▸ Action item:
Look for the word "settings" in the entries and copy each line where it appears.
[[ Records to process, beginning ]]
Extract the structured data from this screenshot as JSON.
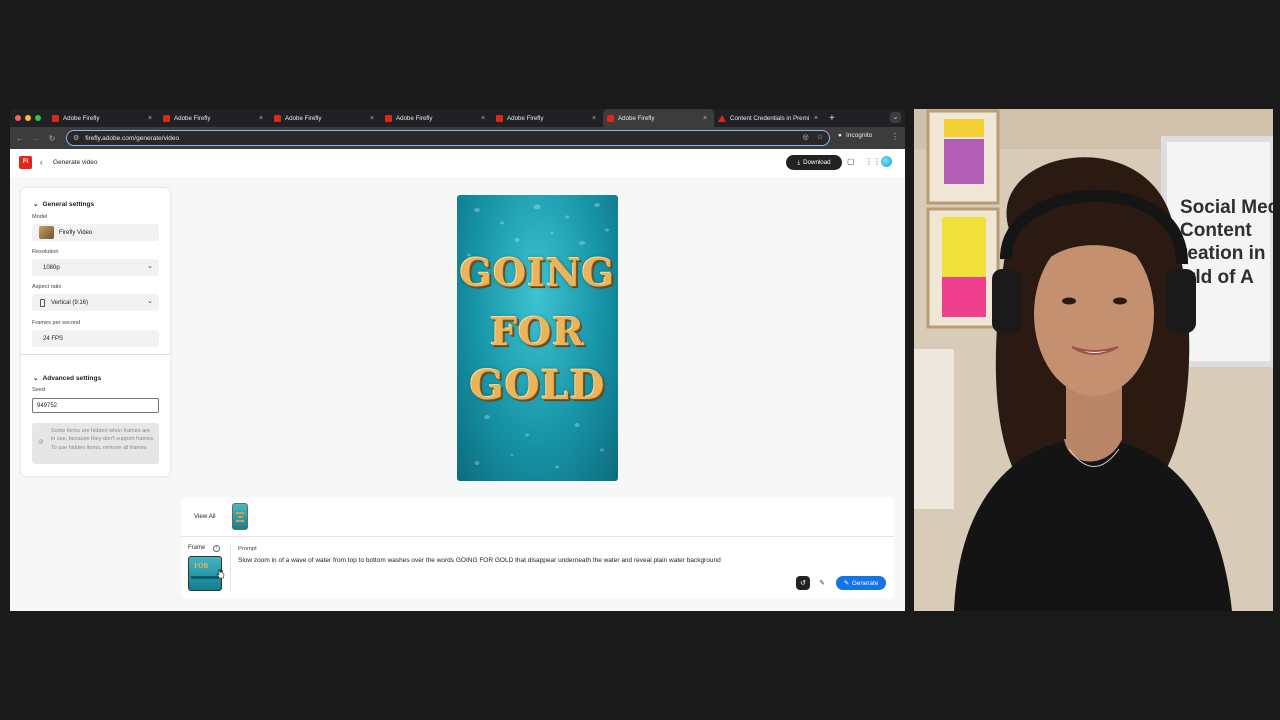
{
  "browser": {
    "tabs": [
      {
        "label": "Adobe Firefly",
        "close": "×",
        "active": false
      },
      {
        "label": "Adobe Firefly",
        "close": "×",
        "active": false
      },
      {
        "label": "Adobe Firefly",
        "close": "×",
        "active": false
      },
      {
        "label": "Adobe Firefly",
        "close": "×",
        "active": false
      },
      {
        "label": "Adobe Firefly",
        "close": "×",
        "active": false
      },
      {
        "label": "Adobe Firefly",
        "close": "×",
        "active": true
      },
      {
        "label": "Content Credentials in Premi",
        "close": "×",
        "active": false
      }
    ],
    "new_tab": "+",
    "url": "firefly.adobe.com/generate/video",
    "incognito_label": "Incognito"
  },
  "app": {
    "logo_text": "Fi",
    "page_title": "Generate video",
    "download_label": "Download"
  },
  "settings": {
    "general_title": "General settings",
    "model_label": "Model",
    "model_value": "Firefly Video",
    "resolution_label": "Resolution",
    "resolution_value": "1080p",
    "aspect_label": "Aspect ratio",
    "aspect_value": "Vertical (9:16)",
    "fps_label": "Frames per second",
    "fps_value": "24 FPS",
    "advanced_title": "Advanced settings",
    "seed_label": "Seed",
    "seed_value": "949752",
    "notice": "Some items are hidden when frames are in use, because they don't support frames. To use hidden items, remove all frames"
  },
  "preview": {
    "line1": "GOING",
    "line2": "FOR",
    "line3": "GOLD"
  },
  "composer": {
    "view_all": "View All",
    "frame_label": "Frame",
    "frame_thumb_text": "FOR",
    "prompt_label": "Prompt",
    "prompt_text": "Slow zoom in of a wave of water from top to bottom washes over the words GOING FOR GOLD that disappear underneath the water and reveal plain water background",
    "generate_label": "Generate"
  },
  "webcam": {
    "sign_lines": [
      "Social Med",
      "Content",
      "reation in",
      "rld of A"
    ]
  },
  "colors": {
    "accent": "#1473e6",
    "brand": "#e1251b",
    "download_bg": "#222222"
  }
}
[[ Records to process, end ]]
▸ Task result:
  "settings": {
    "general_title": "General settings",
    "advanced_title": "Advanced settings",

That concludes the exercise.